The real problem with teacher pay
Published October 10, 2019
By Bob Luebke
A recent opinion piece by Dan DiSalvo in the Wall Street Journal (subscription may be required) points out a painful truth about the current debate over teacher pay: the rising cost of benefits is making it difficult for states and local school districts to offer teachers higher salaries.
DiSalvo notes the Chicago Public Schools (CPS) has a pension shortfall of $11 billion. Retirement cost account for more than 25 percent of the money CPS receives from the state. Teachers want higher pay. But it’s getting difficult for state and local governments to even raise teacher salaries. The pay is low for the wrong reason.
Although problems in North Carolina aren’t as bleak as Illinois, the numbers are still concerning.
According to the Department of Public Instruction, in school year 2017-18, the state spent $8.752 billion on K-12 education. However, $2.154 billion of that amount – or approximately a quarter (24.6 percent) of state dollars, was spent on employee benefits. If we include all dollars, state, federal and local, the total for employee benefits increases to $2.9 billion, about 22 percent of the $ 13.4 billion spent on the public schools in 2017-18,
The numbers are troubling. Even more so are the trends driving them. In 2007-08, North Carolina allotted $7.890 billion for K-12 education and $1.422 billion – or approximately 18 percent of all state dollars — for employee benefits. You know where this is going.
Teachers have received pay raises in the last five budgets. When lawmakers decide on a budget, it will likely be six. Over the past five years, teacher pay has increased from $47,792(2014-15) to $53,975 (2018-19), or by 13 percent.
While the calls for higher teacher pay appear to be endless, what is often left out of those discussions is the rising cost of benefits. I have reiterated that point repeatedly in articles listed here here and here.
In 2018-19, the value of the average benefit package for teachers in 2019 was $20,413. That includes health insurance ($6,104), retirement benefits (18.86% of salary) and social security (7.65 percent of salary).
While average teacher salary has increased approximately 13 percent over the last five years, the value of the average teacher benefits (health insurance, retirement and social security) increased 25 percent over the same time period.
The budget bill vetoed by Governor Cooper includes a provision to raise the percentage paid for retirement costs one full percentage point to 19.86 percent as well as a provisions to increase the cost of health insurance to $6,306 per employee, while the costs of social security are expected to remain the same at 7.65 percent of salary.
How high have the cost of benefits risen? In 2007-08, the cost of health insurance for teachers was $4,097 per employee. The percentage of salary allotted for retirement — 7.83 percent — was only slightly higher than the costs of social security (7.65 percent of employee wages) Next year retirement costs may break the 20 percent barrier.

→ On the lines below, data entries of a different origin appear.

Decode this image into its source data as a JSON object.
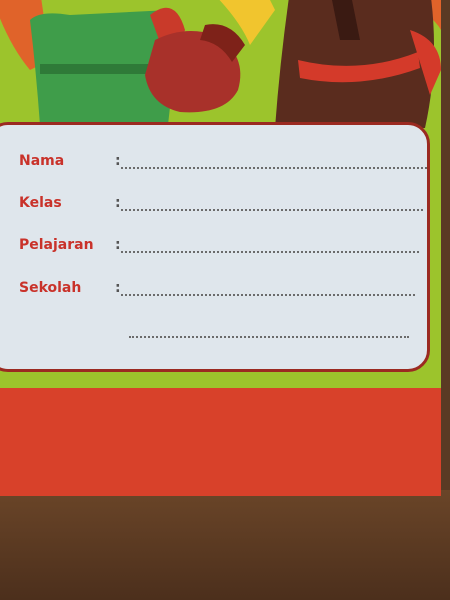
{
  "form": {
    "fields": [
      {
        "label": "Nama",
        "colon": ":"
      },
      {
        "label": "Kelas",
        "colon": ":"
      },
      {
        "label": "Pelajaran",
        "colon": ":"
      },
      {
        "label": "Sekolah",
        "colon": ":"
      }
    ]
  },
  "colors": {
    "cover_green": "#9cc42c",
    "cover_red": "#d8412a",
    "label_text": "#c9322a",
    "card_border": "#9b2a21",
    "card_fill": "#dfe6ec"
  }
}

Teachers deserve better pay. But more than that, they deserve a pay system that rewards excellence and value. The current system fails to do so and every year asks taxpayers for more.
The current path of annual salary increases is not sustainable or desirable. Teachers have yet to receive a pay plan from the legislature. Proposed salary increases in the conference committee report for teacher step and bonuses ranges from 1 to 6.1 percent Gov. Cooper proposed a 9 percent salary increase for teachers over two years (4.5 percent per year). What will the final number be? Who knows; likely somewhere in the middle.
People say North Carolina’s retirement system is in better shape than most states. That may be true, but trouble is ahead. Just ask State Treasurer Dale Folwell.
The cost of benefits must be a bigger part of discussions on teacher pay. While North Carolina has taken steps to hold down future costs by limiting the range of benefits for new teachers and seeking to end pension spiking, more can be done. Teachers and state and local government need flexibility. Teachers should have the option of more benefits or more salary.
As DiSalvo suggests in his article, states should offer teachers higher salaries in exchange for retirement reforms. It’s exactly the path North Carolina should be taking.
The talk about teacher pay is endless. North Carolina will once again raise teacher pay. Before we do however, we need to understand how the rising cost of teacher benefits is hampering our ability to pay teachers.
Let’s do more than respond to the endless chorus on teacher pay. Let’s finally remedy the factors which have contributed to the current problems.